- _Work task_
Go through the records and extract every line with the word "DIGITAL".
++++ Provided records
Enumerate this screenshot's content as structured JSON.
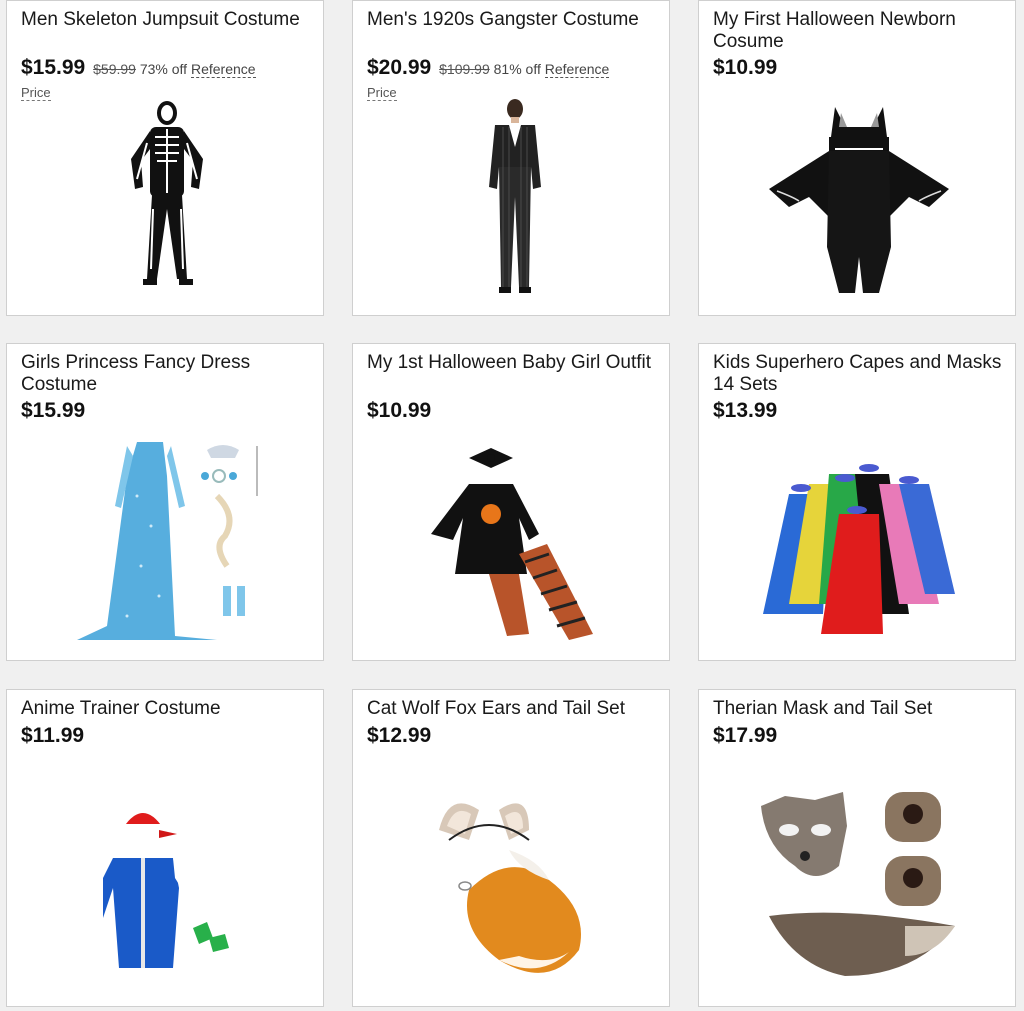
{
  "products": [
    {
      "title": "Men Skeleton Jumpsuit Costume",
      "price": "$15.99",
      "was": "$59.99",
      "discount": "73% off",
      "ref1": "Reference",
      "ref2": "Price",
      "image": "skeleton-jumpsuit-image"
    },
    {
      "title": "Men's 1920s Gangster Costume",
      "price": "$20.99",
      "was": "$109.99",
      "discount": "81% off",
      "ref1": "Reference",
      "ref2": "Price",
      "image": "gangster-suit-image"
    },
    {
      "title": "My First Halloween Newborn Cosume",
      "price": "$10.99",
      "image": "bat-onesie-image"
    },
    {
      "title": "Girls Princess Fancy Dress Costume",
      "price": "$15.99",
      "image": "princess-dress-image"
    },
    {
      "title": "My 1st Halloween Baby Girl Outfit",
      "price": "$10.99",
      "image": "baby-girl-outfit-image"
    },
    {
      "title": "Kids Superhero Capes and Masks 14 Sets",
      "price": "$13.99",
      "image": "superhero-capes-image"
    },
    {
      "title": "Anime Trainer Costume",
      "price": "$11.99",
      "image": "trainer-costume-image"
    },
    {
      "title": "Cat Wolf Fox Ears and Tail Set",
      "price": "$12.99",
      "image": "ears-tail-image"
    },
    {
      "title": "Therian Mask and Tail Set",
      "price": "$17.99",
      "image": "therian-mask-image"
    }
  ]
}
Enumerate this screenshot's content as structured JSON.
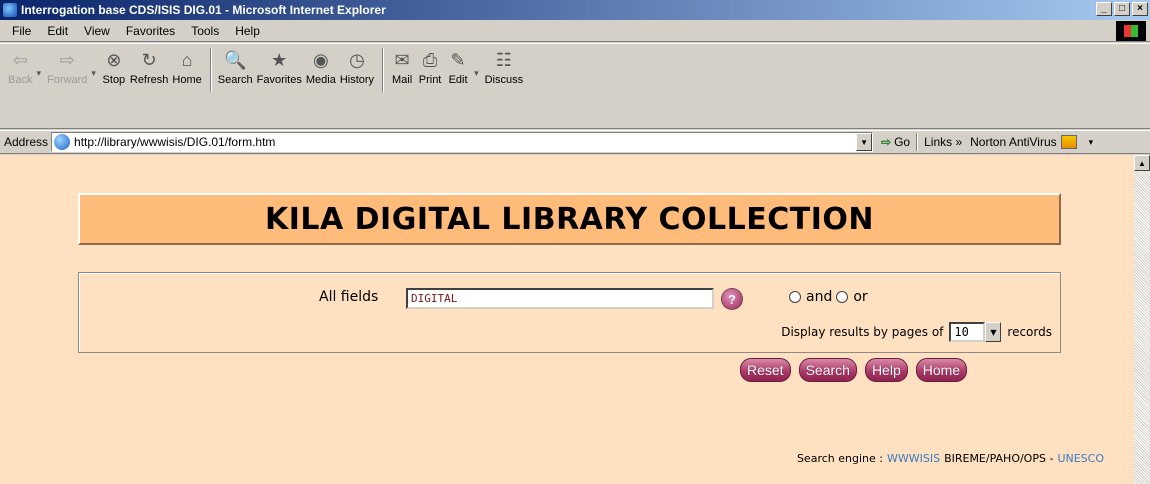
{
  "window": {
    "title": "Interrogation base CDS/ISIS DIG.01 - Microsoft Internet Explorer",
    "controls": [
      "_",
      "□",
      "×"
    ]
  },
  "menu": [
    "File",
    "Edit",
    "View",
    "Favorites",
    "Tools",
    "Help"
  ],
  "toolbar": {
    "back": "Back",
    "forward": "Forward",
    "stop": "Stop",
    "refresh": "Refresh",
    "home": "Home",
    "search": "Search",
    "favorites": "Favorites",
    "media": "Media",
    "history": "History",
    "mail": "Mail",
    "print": "Print",
    "edit": "Edit",
    "discuss": "Discuss"
  },
  "address": {
    "label": "Address",
    "url": "http://library/wwwisis/DIG.01/form.htm",
    "go": "Go",
    "links": "Links »",
    "norton": "Norton AntiVirus"
  },
  "page": {
    "banner_title": "KILA DIGITAL LIBRARY COLLECTION",
    "field_label": "All fields",
    "field_value": "DIGITAL",
    "help_symbol": "?",
    "radio_and": "and",
    "radio_or": "or",
    "display_prefix": "Display results by pages of",
    "display_value": "10",
    "display_suffix": "records",
    "buttons": {
      "reset": "Reset",
      "search": "Search",
      "help": "Help",
      "home": "Home"
    },
    "footer": {
      "prefix": "Search engine :",
      "wwwisis": "WWWISIS",
      "middle": "BIREME/PAHO/OPS -",
      "unesco": "UNESCO"
    }
  }
}
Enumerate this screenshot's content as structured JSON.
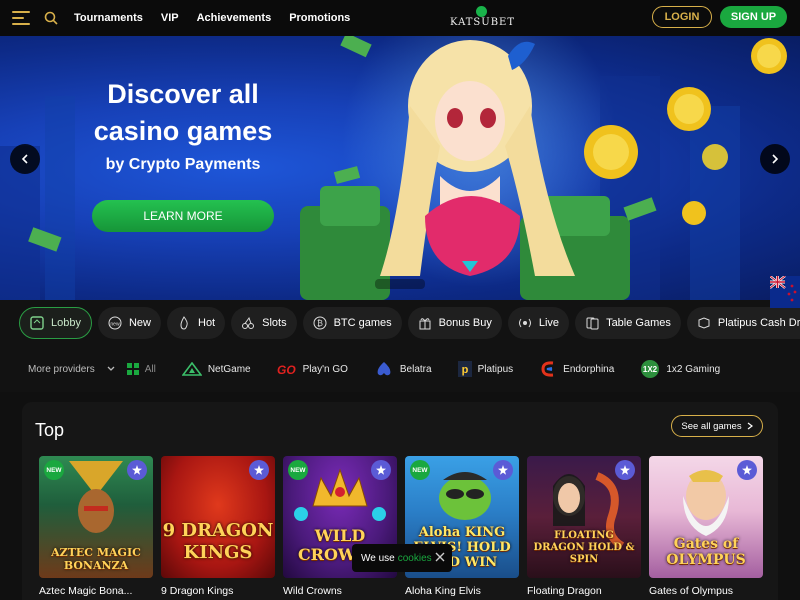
{
  "header": {
    "nav": [
      "Tournaments",
      "VIP",
      "Achievements",
      "Promotions"
    ],
    "logo_text": "KATSUBET",
    "login_label": "LOGIN",
    "signup_label": "SIGN UP"
  },
  "hero": {
    "title_line1": "Discover all",
    "title_line2": "casino games",
    "subtitle": "by Crypto Payments",
    "cta_label": "LEARN MORE"
  },
  "categories": [
    {
      "label": "Lobby",
      "icon": "lobby-icon",
      "active": true
    },
    {
      "label": "New",
      "icon": "new-icon"
    },
    {
      "label": "Hot",
      "icon": "flame-icon"
    },
    {
      "label": "Slots",
      "icon": "cherry-icon"
    },
    {
      "label": "BTC games",
      "icon": "bitcoin-icon"
    },
    {
      "label": "Bonus Buy",
      "icon": "gift-icon"
    },
    {
      "label": "Live",
      "icon": "live-icon"
    },
    {
      "label": "Table Games",
      "icon": "cards-icon"
    },
    {
      "label": "Platipus Cash Drop",
      "icon": "cash-drop-icon"
    }
  ],
  "providers": {
    "more_label": "More providers",
    "all_label": "All",
    "items": [
      "NetGame",
      "Play'n GO",
      "Belatra",
      "Platipus",
      "Endorphina",
      "1x2 Gaming"
    ]
  },
  "top": {
    "title": "Top",
    "see_all_label": "See all games",
    "games": [
      {
        "name": "Aztec Magic Bona...",
        "thumb_title": "AZTEC MAGIC BONANZA",
        "new": true
      },
      {
        "name": "9 Dragon Kings",
        "thumb_title": "9 DRAGON KINGS",
        "new": false
      },
      {
        "name": "Wild Crowns",
        "thumb_title": "WILD CROWNS",
        "new": true
      },
      {
        "name": "Aloha King Elvis",
        "thumb_title": "Aloha KING ELVIS! HOLD AND WIN",
        "new": true
      },
      {
        "name": "Floating Dragon",
        "thumb_title": "FLOATING DRAGON HOLD & SPIN",
        "new": false
      },
      {
        "name": "Gates of Olympus",
        "thumb_title": "Gates of OLYMPUS",
        "new": false
      }
    ],
    "new_badge_label": "NEW"
  },
  "cookie": {
    "text": "We use",
    "link": "cookies"
  },
  "colors": {
    "accent_gold": "#d8b04a",
    "accent_green": "#1aa83f",
    "hero_blue": "#1741b8"
  }
}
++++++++
- _Solution_
    "banner_title": "KILA DIGITAL LIBRARY COLLECTION",
    "field_value": "DIGITAL",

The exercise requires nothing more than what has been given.